= Beginning of Section =

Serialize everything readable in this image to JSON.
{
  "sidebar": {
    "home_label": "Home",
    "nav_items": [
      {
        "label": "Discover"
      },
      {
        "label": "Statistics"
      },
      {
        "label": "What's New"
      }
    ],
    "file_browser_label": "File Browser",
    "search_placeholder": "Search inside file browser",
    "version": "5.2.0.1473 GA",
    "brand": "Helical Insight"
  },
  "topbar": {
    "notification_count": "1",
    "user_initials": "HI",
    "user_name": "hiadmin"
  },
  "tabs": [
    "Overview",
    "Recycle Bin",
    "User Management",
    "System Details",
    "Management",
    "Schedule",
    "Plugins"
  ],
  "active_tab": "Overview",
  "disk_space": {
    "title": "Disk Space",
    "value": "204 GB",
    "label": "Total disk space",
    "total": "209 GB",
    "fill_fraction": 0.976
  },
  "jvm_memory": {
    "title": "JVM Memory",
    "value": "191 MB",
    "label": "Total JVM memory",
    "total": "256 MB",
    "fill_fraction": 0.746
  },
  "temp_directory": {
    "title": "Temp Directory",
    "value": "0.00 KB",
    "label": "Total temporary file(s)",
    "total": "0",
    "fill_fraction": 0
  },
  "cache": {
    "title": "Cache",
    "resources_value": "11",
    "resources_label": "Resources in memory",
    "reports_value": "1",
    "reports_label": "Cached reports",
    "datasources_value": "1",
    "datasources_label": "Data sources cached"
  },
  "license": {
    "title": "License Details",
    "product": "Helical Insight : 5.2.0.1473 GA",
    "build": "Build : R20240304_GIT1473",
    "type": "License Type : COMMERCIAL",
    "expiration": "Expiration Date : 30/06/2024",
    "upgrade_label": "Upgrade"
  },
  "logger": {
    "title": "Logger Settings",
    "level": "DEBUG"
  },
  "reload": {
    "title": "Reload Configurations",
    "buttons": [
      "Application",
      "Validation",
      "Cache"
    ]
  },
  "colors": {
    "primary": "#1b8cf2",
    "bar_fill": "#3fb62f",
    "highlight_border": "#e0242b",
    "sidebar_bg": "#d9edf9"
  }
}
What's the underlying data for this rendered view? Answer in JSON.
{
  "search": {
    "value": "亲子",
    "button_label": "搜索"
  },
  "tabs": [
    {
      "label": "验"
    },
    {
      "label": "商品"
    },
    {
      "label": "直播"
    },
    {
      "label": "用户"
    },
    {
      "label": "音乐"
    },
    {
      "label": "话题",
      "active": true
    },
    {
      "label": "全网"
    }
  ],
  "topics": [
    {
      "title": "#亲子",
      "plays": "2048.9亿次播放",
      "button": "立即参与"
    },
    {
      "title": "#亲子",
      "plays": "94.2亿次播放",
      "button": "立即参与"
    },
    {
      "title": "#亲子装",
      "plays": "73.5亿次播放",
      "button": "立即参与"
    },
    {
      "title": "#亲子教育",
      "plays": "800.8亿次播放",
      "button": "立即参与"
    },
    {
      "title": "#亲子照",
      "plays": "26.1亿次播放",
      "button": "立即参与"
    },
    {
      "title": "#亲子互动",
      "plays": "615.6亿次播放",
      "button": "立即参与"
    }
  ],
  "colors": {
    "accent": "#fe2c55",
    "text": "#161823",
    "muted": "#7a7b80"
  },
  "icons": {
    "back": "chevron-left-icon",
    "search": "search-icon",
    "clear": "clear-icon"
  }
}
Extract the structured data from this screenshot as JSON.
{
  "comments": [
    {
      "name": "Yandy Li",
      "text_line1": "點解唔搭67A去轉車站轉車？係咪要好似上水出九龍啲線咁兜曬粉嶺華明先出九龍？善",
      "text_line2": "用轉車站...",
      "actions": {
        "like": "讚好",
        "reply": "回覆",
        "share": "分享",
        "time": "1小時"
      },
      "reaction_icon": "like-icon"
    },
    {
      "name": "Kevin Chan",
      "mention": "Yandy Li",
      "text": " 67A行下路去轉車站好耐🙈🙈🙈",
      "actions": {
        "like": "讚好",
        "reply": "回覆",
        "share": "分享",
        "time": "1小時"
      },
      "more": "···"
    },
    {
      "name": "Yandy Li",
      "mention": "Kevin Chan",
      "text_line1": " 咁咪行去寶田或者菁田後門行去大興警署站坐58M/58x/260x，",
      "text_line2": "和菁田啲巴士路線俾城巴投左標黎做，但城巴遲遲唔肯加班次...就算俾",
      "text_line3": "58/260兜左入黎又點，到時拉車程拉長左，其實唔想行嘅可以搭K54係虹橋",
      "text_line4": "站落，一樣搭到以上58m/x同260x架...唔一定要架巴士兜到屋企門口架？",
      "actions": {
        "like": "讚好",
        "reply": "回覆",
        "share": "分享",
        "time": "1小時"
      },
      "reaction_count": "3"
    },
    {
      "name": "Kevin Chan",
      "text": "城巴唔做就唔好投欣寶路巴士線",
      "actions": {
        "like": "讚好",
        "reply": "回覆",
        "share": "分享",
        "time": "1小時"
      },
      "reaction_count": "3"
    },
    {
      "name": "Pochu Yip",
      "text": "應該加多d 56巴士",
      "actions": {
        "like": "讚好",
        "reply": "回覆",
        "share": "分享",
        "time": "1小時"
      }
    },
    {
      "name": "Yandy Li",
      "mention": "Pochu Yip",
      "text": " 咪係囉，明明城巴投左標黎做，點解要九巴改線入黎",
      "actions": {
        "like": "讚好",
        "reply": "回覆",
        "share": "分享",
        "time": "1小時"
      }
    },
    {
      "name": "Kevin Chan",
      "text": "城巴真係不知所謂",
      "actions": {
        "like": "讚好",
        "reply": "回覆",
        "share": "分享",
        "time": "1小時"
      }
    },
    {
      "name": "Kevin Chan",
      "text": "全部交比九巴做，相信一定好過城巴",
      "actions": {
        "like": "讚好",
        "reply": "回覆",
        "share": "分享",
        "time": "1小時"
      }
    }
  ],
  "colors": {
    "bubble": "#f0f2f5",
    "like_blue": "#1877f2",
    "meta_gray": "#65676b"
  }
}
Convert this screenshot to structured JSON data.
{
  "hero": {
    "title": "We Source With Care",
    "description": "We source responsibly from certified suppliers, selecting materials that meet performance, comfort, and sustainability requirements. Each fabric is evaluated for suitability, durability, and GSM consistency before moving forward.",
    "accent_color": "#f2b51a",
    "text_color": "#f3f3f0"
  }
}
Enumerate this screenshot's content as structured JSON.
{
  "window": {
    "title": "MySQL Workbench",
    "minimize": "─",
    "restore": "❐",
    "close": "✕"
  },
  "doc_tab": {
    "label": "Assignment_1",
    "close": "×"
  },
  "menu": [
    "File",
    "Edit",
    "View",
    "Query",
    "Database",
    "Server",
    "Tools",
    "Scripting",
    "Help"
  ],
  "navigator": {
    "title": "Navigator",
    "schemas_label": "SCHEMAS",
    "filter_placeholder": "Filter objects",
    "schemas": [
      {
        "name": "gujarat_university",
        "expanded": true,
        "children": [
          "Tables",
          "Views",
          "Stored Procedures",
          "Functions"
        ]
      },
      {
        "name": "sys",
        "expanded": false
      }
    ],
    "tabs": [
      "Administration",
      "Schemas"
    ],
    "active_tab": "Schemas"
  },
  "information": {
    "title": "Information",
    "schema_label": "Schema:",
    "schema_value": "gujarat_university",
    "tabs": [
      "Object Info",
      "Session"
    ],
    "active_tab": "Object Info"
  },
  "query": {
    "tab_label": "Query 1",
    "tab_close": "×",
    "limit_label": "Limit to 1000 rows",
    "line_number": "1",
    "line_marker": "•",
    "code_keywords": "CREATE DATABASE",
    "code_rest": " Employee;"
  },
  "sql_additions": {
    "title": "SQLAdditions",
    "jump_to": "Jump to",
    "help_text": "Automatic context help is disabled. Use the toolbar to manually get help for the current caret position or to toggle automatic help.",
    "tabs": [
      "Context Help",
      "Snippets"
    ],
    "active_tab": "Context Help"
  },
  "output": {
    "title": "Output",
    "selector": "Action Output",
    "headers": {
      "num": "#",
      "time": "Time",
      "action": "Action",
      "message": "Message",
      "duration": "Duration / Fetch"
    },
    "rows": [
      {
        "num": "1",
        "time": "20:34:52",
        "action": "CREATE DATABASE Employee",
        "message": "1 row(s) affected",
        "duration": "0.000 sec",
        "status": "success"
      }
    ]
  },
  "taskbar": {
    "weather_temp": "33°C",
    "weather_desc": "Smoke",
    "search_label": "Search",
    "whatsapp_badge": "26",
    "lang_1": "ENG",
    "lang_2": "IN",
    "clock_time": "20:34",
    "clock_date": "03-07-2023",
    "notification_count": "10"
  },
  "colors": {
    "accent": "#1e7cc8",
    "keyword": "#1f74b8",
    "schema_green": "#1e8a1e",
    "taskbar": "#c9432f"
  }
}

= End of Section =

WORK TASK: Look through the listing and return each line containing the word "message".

EXERCISE RESPONSE:
      "message": "Message",
        "message": "1 row(s) affected",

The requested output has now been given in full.